|Red Hat Enterprise Linux 3: Using as, the Gnu Assembler|
|Prev||Chapter 23. Intel 80960 Dependent Features||Next|
Reserve length bytes in the bss section for a local symbol, aligned to the power of two specified by align. length and align must be positive absolute expressions. This directive differs from .lcomm only in that it permits you to specify an alignment. Section 8.50 .lcomm symbol, length.
.extended expects zero or more flonums, separated by commas; for each flonum, .extended emits an ieee extended-format (80-bit) floating-point number.
You can use the .leafproc directive in conjunction with the optimized callj instruction to enable faster calls of leaf procedures. If a procedure is known to call no other procedures, you may define an entry point that skips procedure prolog code (and that does not depend on system-supplied saved context), and declare it as the bal-lab using .leafproc.

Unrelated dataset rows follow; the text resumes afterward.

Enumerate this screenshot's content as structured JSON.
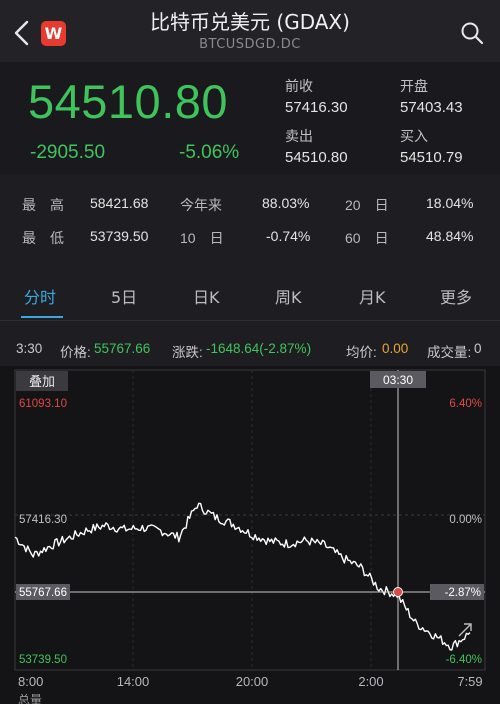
{
  "header": {
    "title": "比特币兑美元 (GDAX)",
    "subtitle": "BTCUSDGD.DC",
    "logo_text": "W"
  },
  "price": {
    "last": "54510.80",
    "change": "-2905.50",
    "change_pct": "-5.06%",
    "prev_close_label": "前收",
    "prev_close": "57416.30",
    "open_label": "开盘",
    "open": "57403.43",
    "bid_label": "卖出",
    "bid": "54510.80",
    "ask_label": "买入",
    "ask": "54510.79"
  },
  "stats": {
    "high_label": "最　高",
    "high": "58421.68",
    "low_label": "最　低",
    "low": "53739.50",
    "ytd_label": "今年来",
    "ytd": "88.03%",
    "d10_label": "10　日",
    "d10": "-0.74%",
    "d20_label": "20　日",
    "d20": "18.04%",
    "d60_label": "60　日",
    "d60": "48.84%"
  },
  "tabs": [
    "分时",
    "5日",
    "日K",
    "周K",
    "月K",
    "更多"
  ],
  "quote": {
    "time": "3:30",
    "price_label": "价格:",
    "price": "55767.66",
    "change_label": "涨跌:",
    "change": "-1648.64(-2.87%)",
    "avg_label": "均价:",
    "avg": "0.00",
    "volume_label": "成交量:",
    "volume": "0"
  },
  "chart": {
    "overlay_label": "叠加",
    "cursor_time": "03:30",
    "y_high": "61093.10",
    "y_mid": "57416.30",
    "y_low": "53739.50",
    "pct_high": "6.40%",
    "pct_mid": "0.00%",
    "pct_low": "-6.40%",
    "cursor_price": "55767.66",
    "cursor_pct": "-2.87%",
    "x_labels": [
      "8:00",
      "14:00",
      "20:00",
      "2:00",
      "7:59"
    ],
    "bottom_label": "总量",
    "colors": {
      "line": "#ffffff",
      "crosshair": "#c8c8c8",
      "up": "#e04848",
      "down": "#3fc35b",
      "marker": "#e04848"
    }
  },
  "chart_data": {
    "type": "line",
    "title": "",
    "xlabel": "",
    "ylabel": "",
    "ylim": [
      53739.5,
      61093.1
    ],
    "x": [
      "8:00",
      "9:00",
      "10:00",
      "11:00",
      "12:00",
      "13:00",
      "14:00",
      "15:00",
      "16:00",
      "17:00",
      "18:00",
      "19:00",
      "20:00",
      "21:00",
      "22:00",
      "23:00",
      "0:00",
      "1:00",
      "2:00",
      "3:00",
      "3:30",
      "4:00",
      "5:00",
      "6:00",
      "7:00",
      "7:59"
    ],
    "series": [
      {
        "values": [
          57216,
          56710,
          56980,
          57200,
          57420,
          57550,
          57430,
          57480,
          57400,
          57210,
          58130,
          57780,
          57580,
          57290,
          57100,
          57030,
          57120,
          56990,
          56620,
          56360,
          55770,
          55580,
          54790,
          54450,
          54120,
          54511
        ]
      }
    ]
  }
}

If the procedure also has an entry point that goes through the normal prolog, you can specify that entry point as call-lab.
A .leafproc declaration is meant for use in conjunction with the optimized call instruction callj; the directive records the data needed later to choose between converting the callj into a bal or a call.

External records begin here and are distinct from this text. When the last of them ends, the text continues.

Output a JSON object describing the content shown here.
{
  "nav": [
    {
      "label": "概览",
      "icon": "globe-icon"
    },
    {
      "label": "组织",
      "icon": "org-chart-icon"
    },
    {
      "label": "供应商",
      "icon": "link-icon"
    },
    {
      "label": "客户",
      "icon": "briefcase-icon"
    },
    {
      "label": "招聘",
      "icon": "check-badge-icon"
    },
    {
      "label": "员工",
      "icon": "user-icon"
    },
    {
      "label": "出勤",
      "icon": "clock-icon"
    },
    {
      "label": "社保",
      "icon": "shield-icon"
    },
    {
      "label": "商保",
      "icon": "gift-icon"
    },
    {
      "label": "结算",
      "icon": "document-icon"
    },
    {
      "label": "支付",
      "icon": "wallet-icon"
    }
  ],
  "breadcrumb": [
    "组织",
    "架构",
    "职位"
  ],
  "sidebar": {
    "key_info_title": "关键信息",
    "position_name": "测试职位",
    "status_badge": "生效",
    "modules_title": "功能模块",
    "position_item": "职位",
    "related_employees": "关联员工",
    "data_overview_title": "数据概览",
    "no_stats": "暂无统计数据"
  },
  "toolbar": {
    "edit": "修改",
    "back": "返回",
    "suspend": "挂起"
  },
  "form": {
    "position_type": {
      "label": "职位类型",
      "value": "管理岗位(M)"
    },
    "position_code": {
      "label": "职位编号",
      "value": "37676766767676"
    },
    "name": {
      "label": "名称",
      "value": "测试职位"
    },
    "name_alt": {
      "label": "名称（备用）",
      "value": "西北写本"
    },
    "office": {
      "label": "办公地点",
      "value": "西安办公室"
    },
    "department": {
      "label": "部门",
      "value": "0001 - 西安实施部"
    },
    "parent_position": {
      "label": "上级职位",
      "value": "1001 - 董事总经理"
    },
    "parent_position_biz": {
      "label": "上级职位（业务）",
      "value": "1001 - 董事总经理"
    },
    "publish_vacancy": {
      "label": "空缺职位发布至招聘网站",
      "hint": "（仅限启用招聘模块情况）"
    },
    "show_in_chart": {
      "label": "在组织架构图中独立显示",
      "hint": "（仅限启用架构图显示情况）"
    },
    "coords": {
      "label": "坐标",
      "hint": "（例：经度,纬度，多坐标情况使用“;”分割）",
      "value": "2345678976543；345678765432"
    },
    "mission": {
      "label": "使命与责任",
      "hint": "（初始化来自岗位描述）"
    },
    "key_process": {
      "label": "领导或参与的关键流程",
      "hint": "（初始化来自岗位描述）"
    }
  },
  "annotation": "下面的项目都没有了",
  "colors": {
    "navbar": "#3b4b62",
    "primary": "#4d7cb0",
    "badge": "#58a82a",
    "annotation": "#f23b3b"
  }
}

call-lab is optional; if only one argument is present, or if the two arguments are identical, the single argument is assumed to be the bal entry point.

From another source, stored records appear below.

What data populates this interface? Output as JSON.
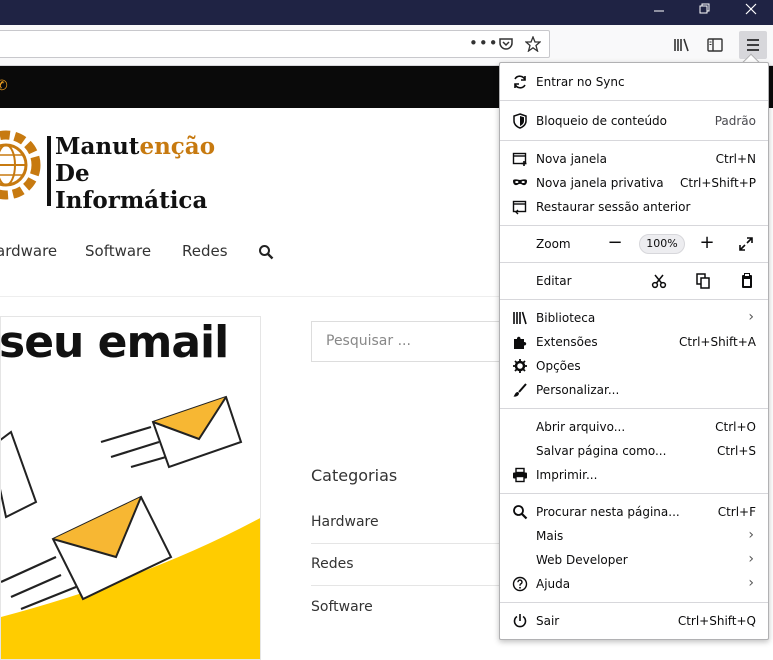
{
  "browser": {
    "url_actions_label": "•••",
    "menu": {
      "sync": "Entrar no Sync",
      "content_blocking": "Bloqueio de conteúdo",
      "content_blocking_value": "Padrão",
      "new_window": "Nova janela",
      "new_window_sc": "Ctrl+N",
      "private_window": "Nova janela privativa",
      "private_window_sc": "Ctrl+Shift+P",
      "restore_session": "Restaurar sessão anterior",
      "zoom": "Zoom",
      "zoom_minus": "−",
      "zoom_value": "100%",
      "zoom_plus": "+",
      "edit": "Editar",
      "library": "Biblioteca",
      "addons": "Extensões",
      "addons_sc": "Ctrl+Shift+A",
      "options": "Opções",
      "customize": "Personalizar...",
      "open_file": "Abrir arquivo...",
      "open_file_sc": "Ctrl+O",
      "save_page": "Salvar página como...",
      "save_page_sc": "Ctrl+S",
      "print": "Imprimir...",
      "find": "Procurar nesta página...",
      "find_sc": "Ctrl+F",
      "more": "Mais",
      "web_developer": "Web Developer",
      "help": "Ajuda",
      "quit": "Sair",
      "quit_sc": "Ctrl+Shift+Q"
    }
  },
  "site": {
    "logo": {
      "line1_a": "Manut",
      "line1_b": "enção",
      "line2": "De",
      "line3": "Informática"
    },
    "nav": [
      "ardware",
      "Software",
      "Redes"
    ],
    "banner_title": "seu email",
    "search_placeholder": "Pesquisar ...",
    "categories_title": "Categorias",
    "categories": [
      "Hardware",
      "Redes",
      "Software"
    ]
  },
  "colors": {
    "titlebar": "#1f2344",
    "accent_orange": "#c77a10",
    "banner_yellow": "#ffcc00"
  }
}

The .sysproc directive defines a name for a system procedure. After you define it using .sysproc, you can use name to refer to the system procedure identified by index when calling procedures with the optimized call instruction callj.
Both arguments are required; index must be between 0 and 31 (inclusive).